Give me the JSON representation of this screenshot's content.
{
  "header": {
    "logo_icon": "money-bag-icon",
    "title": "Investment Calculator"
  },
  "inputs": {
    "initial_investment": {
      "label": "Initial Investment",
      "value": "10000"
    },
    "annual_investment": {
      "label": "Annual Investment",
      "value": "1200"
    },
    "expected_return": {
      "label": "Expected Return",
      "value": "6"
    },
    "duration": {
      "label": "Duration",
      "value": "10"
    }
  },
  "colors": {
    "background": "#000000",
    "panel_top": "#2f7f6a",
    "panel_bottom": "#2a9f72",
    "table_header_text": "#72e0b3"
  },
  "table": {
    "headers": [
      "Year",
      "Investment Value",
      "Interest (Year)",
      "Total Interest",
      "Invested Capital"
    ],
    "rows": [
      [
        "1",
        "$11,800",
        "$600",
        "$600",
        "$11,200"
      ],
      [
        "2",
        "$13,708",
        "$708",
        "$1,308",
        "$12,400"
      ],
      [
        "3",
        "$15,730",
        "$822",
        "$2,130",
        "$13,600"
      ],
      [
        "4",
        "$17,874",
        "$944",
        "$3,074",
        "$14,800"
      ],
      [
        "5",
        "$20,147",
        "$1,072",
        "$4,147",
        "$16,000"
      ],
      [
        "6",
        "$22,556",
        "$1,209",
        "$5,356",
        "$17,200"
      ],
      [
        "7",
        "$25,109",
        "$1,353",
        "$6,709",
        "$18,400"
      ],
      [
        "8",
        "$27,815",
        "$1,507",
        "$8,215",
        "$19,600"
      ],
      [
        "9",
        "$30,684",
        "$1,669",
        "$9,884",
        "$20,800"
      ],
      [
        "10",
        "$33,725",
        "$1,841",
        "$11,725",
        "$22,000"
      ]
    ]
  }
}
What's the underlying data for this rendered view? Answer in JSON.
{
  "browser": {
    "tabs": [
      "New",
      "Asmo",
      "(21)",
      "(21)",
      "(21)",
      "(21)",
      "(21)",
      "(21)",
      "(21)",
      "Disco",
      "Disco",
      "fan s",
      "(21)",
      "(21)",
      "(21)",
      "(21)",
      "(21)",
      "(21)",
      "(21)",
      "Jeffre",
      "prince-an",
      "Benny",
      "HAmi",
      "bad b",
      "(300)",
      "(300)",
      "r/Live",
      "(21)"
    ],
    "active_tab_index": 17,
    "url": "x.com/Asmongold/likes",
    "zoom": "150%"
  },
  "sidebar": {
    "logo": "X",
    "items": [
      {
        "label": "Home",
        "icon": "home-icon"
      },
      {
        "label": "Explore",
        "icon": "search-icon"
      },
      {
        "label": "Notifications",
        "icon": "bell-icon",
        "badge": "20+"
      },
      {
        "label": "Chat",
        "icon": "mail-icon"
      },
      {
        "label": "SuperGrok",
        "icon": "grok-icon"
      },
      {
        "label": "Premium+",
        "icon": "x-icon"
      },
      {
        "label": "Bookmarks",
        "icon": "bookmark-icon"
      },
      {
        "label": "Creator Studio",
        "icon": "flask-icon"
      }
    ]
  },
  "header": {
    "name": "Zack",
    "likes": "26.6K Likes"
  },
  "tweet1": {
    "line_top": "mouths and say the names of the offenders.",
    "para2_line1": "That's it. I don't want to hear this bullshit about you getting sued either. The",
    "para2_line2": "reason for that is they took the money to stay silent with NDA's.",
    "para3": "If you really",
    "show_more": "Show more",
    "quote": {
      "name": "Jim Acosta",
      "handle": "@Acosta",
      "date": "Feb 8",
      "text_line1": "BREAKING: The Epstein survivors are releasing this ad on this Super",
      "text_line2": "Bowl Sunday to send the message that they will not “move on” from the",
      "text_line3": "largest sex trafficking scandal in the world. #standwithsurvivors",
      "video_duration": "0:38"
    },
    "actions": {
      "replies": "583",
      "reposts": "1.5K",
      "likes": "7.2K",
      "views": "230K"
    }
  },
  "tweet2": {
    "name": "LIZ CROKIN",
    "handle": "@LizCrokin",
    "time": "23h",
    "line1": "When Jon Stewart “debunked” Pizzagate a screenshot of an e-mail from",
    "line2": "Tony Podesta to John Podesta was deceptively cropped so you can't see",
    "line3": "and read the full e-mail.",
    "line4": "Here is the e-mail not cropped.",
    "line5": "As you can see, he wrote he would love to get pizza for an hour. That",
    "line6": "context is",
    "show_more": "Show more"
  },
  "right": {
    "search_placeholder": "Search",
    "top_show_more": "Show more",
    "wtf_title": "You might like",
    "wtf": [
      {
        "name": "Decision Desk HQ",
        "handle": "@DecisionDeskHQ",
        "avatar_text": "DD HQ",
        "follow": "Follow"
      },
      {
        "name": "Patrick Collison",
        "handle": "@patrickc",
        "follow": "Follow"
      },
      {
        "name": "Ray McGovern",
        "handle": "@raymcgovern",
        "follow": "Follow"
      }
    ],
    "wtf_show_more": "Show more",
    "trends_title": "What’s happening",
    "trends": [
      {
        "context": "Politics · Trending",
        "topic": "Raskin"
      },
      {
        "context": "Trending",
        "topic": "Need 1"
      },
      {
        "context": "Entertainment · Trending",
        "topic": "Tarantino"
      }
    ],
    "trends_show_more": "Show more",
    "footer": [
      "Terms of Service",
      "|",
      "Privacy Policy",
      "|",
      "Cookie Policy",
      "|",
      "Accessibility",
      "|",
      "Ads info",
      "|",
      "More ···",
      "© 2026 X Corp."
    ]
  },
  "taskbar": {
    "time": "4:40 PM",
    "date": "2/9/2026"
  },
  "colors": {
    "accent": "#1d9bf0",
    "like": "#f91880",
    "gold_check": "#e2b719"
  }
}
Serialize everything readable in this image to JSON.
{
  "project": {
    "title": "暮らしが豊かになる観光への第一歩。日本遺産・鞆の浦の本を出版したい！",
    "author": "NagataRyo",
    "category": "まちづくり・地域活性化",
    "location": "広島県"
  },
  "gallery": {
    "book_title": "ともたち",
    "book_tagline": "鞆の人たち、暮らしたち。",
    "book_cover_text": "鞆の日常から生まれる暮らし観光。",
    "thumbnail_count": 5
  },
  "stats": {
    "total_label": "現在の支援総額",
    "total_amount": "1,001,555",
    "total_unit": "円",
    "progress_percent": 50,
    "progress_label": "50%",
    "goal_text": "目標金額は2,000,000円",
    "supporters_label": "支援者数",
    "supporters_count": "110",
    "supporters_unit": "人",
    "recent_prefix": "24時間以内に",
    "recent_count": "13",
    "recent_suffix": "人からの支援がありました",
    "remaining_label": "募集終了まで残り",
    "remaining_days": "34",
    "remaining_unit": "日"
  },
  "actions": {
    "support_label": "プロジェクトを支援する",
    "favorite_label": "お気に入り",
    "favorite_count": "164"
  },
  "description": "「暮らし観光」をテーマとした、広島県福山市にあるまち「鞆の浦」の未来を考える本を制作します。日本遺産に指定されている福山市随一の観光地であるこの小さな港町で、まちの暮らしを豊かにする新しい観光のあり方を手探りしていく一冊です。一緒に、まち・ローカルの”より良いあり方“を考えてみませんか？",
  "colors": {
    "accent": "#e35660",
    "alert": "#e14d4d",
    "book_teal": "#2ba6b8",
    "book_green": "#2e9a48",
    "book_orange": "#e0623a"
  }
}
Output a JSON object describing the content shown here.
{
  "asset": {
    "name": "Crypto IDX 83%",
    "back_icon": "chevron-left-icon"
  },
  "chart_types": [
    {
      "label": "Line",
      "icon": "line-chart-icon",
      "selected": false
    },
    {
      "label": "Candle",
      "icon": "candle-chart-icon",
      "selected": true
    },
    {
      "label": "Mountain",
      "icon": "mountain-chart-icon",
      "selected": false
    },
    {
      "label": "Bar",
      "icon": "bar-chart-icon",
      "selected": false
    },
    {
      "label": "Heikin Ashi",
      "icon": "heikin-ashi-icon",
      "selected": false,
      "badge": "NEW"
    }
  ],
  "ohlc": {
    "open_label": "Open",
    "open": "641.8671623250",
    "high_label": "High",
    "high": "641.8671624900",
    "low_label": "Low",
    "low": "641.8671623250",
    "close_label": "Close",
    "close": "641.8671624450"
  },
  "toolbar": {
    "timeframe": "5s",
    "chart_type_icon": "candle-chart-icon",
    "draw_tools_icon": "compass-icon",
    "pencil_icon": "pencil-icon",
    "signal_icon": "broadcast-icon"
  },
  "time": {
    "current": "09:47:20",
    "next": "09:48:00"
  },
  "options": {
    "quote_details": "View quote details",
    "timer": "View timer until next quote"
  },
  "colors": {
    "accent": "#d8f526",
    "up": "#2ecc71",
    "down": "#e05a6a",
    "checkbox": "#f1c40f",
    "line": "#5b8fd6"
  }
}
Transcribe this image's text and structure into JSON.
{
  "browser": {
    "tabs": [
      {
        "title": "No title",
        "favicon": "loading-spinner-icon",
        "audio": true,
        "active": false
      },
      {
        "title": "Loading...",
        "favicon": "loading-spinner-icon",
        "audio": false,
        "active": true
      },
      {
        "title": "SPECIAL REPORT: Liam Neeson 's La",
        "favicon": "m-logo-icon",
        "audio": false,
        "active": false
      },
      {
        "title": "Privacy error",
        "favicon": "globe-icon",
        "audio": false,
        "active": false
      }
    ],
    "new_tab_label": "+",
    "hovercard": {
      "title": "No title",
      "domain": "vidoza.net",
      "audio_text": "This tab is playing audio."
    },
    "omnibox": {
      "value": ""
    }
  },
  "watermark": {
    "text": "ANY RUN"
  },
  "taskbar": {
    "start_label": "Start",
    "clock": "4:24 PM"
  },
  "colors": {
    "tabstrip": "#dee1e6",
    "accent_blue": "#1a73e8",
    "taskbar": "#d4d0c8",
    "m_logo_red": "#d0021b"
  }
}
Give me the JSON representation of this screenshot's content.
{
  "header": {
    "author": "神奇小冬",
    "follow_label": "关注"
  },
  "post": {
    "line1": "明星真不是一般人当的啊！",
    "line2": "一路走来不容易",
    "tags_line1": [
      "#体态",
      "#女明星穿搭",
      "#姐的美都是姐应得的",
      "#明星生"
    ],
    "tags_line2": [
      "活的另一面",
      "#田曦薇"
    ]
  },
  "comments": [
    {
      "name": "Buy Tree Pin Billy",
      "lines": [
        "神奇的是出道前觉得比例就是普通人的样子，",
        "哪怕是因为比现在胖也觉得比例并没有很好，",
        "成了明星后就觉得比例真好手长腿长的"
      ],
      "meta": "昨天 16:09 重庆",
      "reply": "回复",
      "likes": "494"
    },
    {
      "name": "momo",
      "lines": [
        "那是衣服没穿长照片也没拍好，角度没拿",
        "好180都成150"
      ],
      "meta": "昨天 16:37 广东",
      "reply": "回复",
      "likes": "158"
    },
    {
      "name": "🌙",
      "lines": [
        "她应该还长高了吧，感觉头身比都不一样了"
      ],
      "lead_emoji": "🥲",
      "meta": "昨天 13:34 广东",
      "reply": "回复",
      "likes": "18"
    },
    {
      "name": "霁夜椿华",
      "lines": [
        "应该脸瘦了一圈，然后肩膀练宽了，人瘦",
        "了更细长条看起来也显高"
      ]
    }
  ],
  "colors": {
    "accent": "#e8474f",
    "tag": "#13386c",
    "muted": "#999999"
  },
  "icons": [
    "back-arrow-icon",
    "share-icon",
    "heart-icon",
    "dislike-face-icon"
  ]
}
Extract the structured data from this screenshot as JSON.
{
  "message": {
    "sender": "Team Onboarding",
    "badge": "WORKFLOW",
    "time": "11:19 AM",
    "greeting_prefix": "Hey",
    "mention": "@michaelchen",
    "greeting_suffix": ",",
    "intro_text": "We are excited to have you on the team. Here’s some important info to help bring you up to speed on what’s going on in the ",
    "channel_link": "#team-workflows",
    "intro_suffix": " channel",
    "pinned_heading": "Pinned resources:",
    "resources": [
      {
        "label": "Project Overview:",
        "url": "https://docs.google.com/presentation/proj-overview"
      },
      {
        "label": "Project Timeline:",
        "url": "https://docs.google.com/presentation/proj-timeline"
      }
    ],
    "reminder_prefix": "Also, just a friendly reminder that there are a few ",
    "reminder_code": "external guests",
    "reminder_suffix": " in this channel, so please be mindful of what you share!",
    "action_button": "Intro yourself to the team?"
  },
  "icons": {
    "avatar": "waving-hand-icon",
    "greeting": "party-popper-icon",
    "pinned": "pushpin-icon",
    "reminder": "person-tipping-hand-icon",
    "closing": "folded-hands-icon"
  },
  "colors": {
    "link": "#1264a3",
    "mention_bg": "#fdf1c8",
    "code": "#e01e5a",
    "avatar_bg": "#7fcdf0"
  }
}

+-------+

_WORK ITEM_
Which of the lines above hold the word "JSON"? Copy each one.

_EXERCISE RESPONSE_
Give me the JSON representation of this screenshot's content.
What's the underlying data for this rendered view? Answer in JSON.
Serialize everything readable in this image to JSON.
Output a JSON object describing the content shown here.
Transcribe this image's text and structure into JSON.
Give me the JSON representation of this screenshot's content.
Extract the structured data from this screenshot as JSON.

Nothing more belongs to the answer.